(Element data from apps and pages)
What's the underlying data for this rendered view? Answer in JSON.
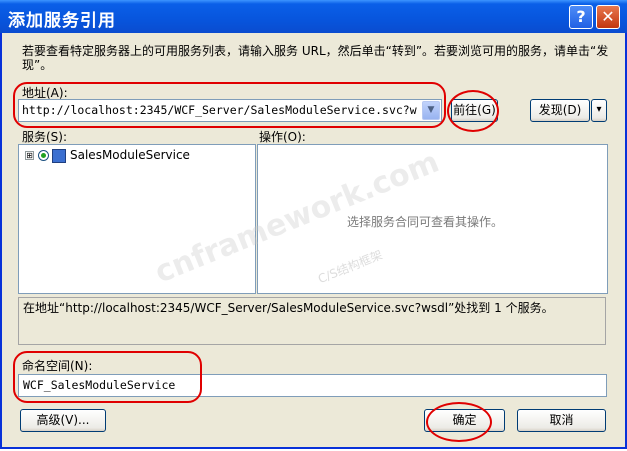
{
  "window": {
    "title": "添加服务引用",
    "help_glyph": "?",
    "close_glyph": "✕"
  },
  "description": "若要查看特定服务器上的可用服务列表，请输入服务 URL，然后单击“转到”。若要浏览可用的服务，请单击“发现”。",
  "address": {
    "label": "地址(A):",
    "value": "http://localhost:2345/WCF_Server/SalesModuleService.svc?w",
    "go_button": "前往(G)",
    "discover_button": "发现(D)",
    "discover_arrow": "▾"
  },
  "services": {
    "label": "服务(S):",
    "items": [
      {
        "label": "SalesModuleService",
        "expander": "⊞"
      }
    ]
  },
  "operations": {
    "label": "操作(O):",
    "placeholder": "选择服务合同可查看其操作。"
  },
  "status_text": "在地址“http://localhost:2345/WCF_Server/SalesModuleService.svc?wsdl”处找到 1 个服务。",
  "namespace": {
    "label": "命名空间(N):",
    "value": "WCF_SalesModuleService"
  },
  "buttons": {
    "advanced": "高级(V)...",
    "ok": "确定",
    "cancel": "取消"
  },
  "watermark": {
    "main": "cnframework.com",
    "sub": "C/S结构框架"
  },
  "colors": {
    "title_bar": "#0855dd",
    "window_bg": "#ece9d8",
    "annotation_red": "#e00000"
  }
}
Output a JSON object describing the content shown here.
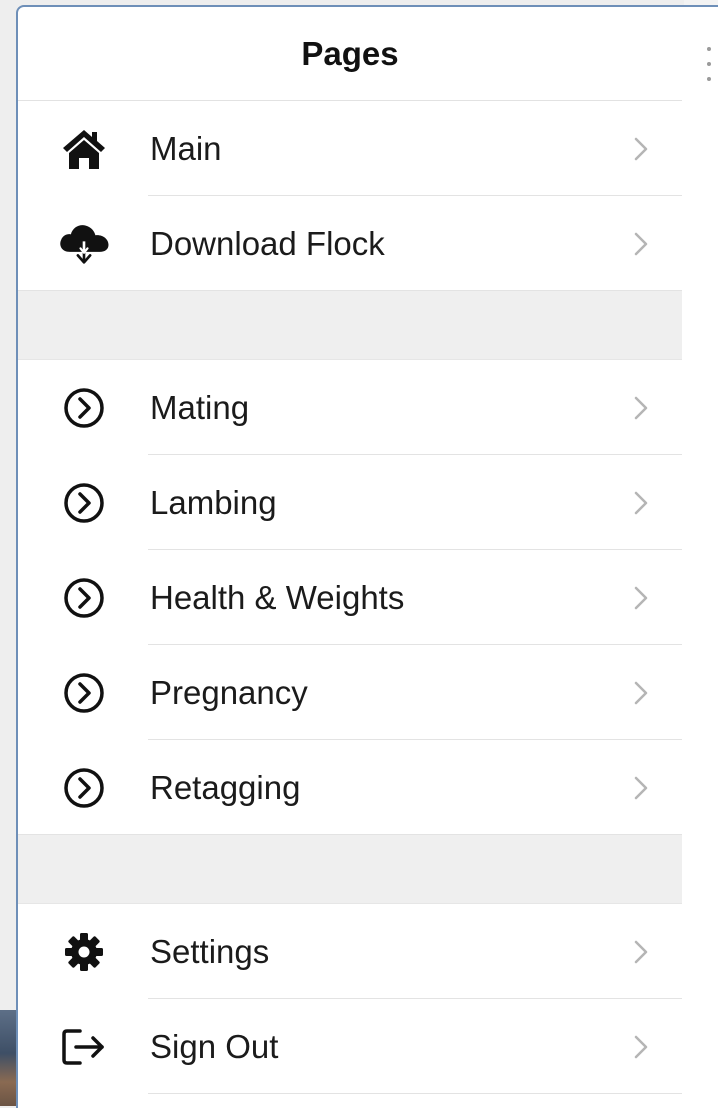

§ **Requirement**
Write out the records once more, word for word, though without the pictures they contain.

§ **Task response**
What's the underlying data for this rendered view? Answer in JSON.
{
  "window": {
    "title": "添加服务引用",
    "help_glyph": "?",
    "close_glyph": "✕"
  },
  "description": "若要查看特定服务器上的可用服务列表，请输入服务 URL，然后单击“转到”。若要浏览可用的服务，请单击“发现”。",
  "address": {
    "label": "地址(A):",
    "value": "http://localhost:2345/WCF_Server/SalesModuleService.svc?w",
    "go_button": "前往(G)",
    "discover_button": "发现(D)",
    "discover_arrow": "▾"
  },
  "services": {
    "label": "服务(S):",
    "items": [
      {
        "label": "SalesModuleService",
        "expander": "⊞"
      }
    ]
  },
  "operations": {
    "label": "操作(O):",
    "placeholder": "选择服务合同可查看其操作。"
  },
  "status_text": "在地址“http://localhost:2345/WCF_Server/SalesModuleService.svc?wsdl”处找到 1 个服务。",
  "namespace": {
    "label": "命名空间(N):",
    "value": "WCF_SalesModuleService"
  },
  "buttons": {
    "advanced": "高级(V)...",
    "ok": "确定",
    "cancel": "取消"
  },
  "watermark": {
    "main": "cnframework.com",
    "sub": "C/S结构框架"
  },
  "colors": {
    "title_bar": "#0855dd",
    "window_bg": "#ece9d8",
    "annotation_red": "#e00000"
  }
}
Output a JSON object describing the content shown here.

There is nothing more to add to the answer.